In the end, a battle of nationally ranked teams that also made the spring playoffs was decided by a pair of kickers.
One — SIU’s Nico Gualdoni — made his field goal attempt, while the other — North Dakota’s Brady Stevens — missed his.
That difference resulted in Southern’s 31-28 triumph over the Fighting Hawks in Missouri Valley action at Saluki Stadium.
The win improved SIU to 6-1 overall and 4-0 in the Missouri Valley.
The Salukis retained their grip on first place, tied with 3-0 North Dakota State, heading into a bye week with four games left in the regular season.
No. 22-ranked North Dakota slipped to 2-4 overall and 0-3 in the conference.
Here are three things that Prairie State Pigskin learned from Saturday’s game.
- Kickers continue to matter when it matters most
Gualdoni has been solid for most of the season. The senior who grew up in nearly Johnston City provided the winning margin Saturday when he nailed a 46-yard field goal with 5:14 remaining.
Gualdoni has made 8-of-11 field goal attempts this season. Saturday’s game-winner was a career-long kick.
“I was kicking with the wind, so I wasn’t worried about distance, just kicking it straight,” Gualdoni said afterward.
North Dakota had a chance to send the game to overtime. However, Stevens missed wide right on a 47-yard field as time expired.
“We’ve been streaky on offense where we score and move the ball in bunches,” Hill said. “Whatever each game holds, ultimately we have to win the game.”
2. No lead is safe

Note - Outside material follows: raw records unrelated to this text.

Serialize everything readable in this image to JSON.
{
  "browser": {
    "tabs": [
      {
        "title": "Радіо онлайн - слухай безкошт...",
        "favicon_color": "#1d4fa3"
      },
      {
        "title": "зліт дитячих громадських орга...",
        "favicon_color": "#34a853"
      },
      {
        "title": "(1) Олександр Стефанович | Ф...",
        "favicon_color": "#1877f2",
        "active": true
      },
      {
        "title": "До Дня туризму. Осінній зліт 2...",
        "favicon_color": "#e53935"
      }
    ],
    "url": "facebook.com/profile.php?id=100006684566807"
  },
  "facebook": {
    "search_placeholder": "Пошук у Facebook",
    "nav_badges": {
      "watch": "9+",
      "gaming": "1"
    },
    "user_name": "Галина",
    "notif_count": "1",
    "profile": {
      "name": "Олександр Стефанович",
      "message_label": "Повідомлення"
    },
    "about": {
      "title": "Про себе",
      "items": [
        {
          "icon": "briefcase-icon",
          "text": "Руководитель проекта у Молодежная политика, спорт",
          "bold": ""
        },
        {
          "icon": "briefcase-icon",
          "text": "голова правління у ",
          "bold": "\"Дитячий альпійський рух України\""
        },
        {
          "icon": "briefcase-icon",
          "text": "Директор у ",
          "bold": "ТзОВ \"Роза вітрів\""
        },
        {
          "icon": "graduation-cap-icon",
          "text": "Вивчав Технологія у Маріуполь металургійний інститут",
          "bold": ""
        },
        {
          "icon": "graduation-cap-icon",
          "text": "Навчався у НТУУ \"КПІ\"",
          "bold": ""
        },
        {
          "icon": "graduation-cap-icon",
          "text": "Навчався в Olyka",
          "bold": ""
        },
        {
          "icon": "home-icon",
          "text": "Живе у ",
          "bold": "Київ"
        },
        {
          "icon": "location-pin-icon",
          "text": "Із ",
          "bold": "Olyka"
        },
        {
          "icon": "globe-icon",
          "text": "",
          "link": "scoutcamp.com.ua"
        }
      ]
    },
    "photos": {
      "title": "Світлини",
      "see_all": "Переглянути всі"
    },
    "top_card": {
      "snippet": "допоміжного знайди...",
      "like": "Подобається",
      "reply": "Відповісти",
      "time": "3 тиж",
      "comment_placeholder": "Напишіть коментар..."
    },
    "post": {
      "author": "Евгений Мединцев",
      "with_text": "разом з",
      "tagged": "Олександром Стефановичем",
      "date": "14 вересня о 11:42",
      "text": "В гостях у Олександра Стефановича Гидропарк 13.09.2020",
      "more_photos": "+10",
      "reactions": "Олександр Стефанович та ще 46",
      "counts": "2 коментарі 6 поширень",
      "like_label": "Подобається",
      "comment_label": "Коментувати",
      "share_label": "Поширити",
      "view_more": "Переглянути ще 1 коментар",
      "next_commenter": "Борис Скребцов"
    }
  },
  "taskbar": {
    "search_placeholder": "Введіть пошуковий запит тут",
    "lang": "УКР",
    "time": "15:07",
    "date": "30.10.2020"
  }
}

SIU raced away to a 21-0 lead and seemed on the verge of a laugher. Perhaps the Salukis should have learned from last week, or maybe even two weeks ago.
After falling behind 20-0 at then No. 2-rated South Dakota State seven days ago, SIU rallied for a thrilling overtime win.
On Oct. 2 the Salukis built a 24-10 lead at Western Illinois, only to see the Leathernecks rally and force overtime. SIU prevailed 31-30 after stopping a two-point conversion.
A similar pattern developed Saturday as North Dakota rallied to tie the game at halftime.
The Fighting Hawks scored twice in the final minute of the first half. Tommy Schuster threw an 8-yard touchdown pass to Adam Zavalney, and then SIU’s Nic Baker was intercepted on the ensuing drive, leading to a Schuster to Boltmann 2-yard TD pass with just two seconds remaining.
“If you’re a Saluki football fan, I think that you’ve gotten your money’s worth as far as close games,” SIU head coach Nick Hill joked in the postgame. “I know we’re better for it. Our team has learned what it takes to win close games and understand the detail that it takes.”
Gualdoni said, “(Being) 4-0 is definitely a good feeling, especially after these last three games that we’ve had came down to the wire.”
3. Bye week comes at a good time
After three straight weeks of down-to-the-wire finishes, Hill’s Salukis have time to regroup and refresh.
“The type of games we’ve played in is taxing on your body, your mind, mentally — but like I told our guys last night, there’s more in us,” Hill said.
Senior receiver Landon added, “Coach Hill made a point about the Marines, the Navy Seals — how hard they train. When you think you’re done, your body still has a lot more to give. I think our team relied on that message.”
News & notes
The Salukis are off to their best start since 2009 . . . according to siusalukis.com, Saturday’s homecoming game marked the highest-grossing regular-season gate in school history in terms of ticket sales . . . The announced attendance was 10,644 . . . SIU QB Nic Baker finished the day 13-of-16 for 177 yards, three TDs and an interception. Baker was sacked four times . . . freshman receiver Izaiah Hartrup led the Salukis with four catches for 91 yards . . . SIU was credited with nine pass breakups and five quarterback hurries in the game. The Salukis did not record a sack . . . North Dakota has lost three MVFC games by single digits . . . Both teams had key players out of the game with injuries including running back Otis Weah for UND and receiver Avante Cox for SIU.
SIU returns to its Missouri Valley schedule with a game at at Northern Iowa Oct. 30.